_Exercise data:_

>>>

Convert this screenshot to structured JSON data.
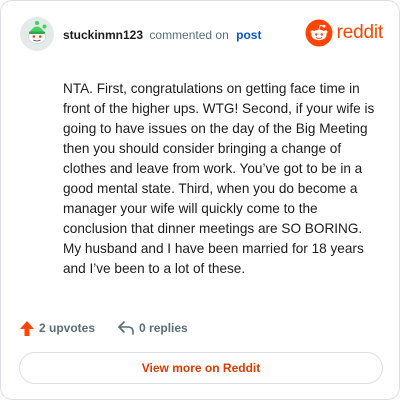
{
  "comment": {
    "username": "stuckinmn123",
    "action_text": "commented on",
    "post_link": "post",
    "body": "NTA. First, congratulations on getting face time in front of the higher ups. WTG! Second, if your wife is going to have issues on the day of the Big Meeting then you should consider bringing a change of clothes and leave from work. You’ve got to be in a good mental state. Third, when you do become a manager your wife will quickly come to the conclusion that dinner meetings are SO BORING. My husband and I have been married for 18 years and I’ve been to a lot of these."
  },
  "brand": {
    "name": "reddit",
    "color": "#ff4500",
    "icon": "reddit-logo-icon"
  },
  "actions": {
    "upvotes": "2 upvotes",
    "replies": "0 replies",
    "upvote_color": "#ff4500"
  },
  "footer": {
    "view_more_label": "View more on Reddit"
  }
}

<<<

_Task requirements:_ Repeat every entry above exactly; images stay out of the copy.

_Your response:_
Convert this screenshot to structured JSON data.
{
  "comment": {
    "username": "stuckinmn123",
    "action_text": "commented on",
    "post_link": "post",
    "body": "NTA. First, congratulations on getting face time in front of the higher ups. WTG! Second, if your wife is going to have issues on the day of the Big Meeting then you should consider bringing a change of clothes and leave from work. You’ve got to be in a good mental state. Third, when you do become a manager your wife will quickly come to the conclusion that dinner meetings are SO BORING. My husband and I have been married for 18 years and I’ve been to a lot of these."
  },
  "brand": {
    "name": "reddit",
    "color": "#ff4500",
    "icon": "reddit-logo-icon"
  },
  "actions": {
    "upvotes": "2 upvotes",
    "replies": "0 replies",
    "upvote_color": "#ff4500"
  },
  "footer": {
    "view_more_label": "View more on Reddit"
  }
}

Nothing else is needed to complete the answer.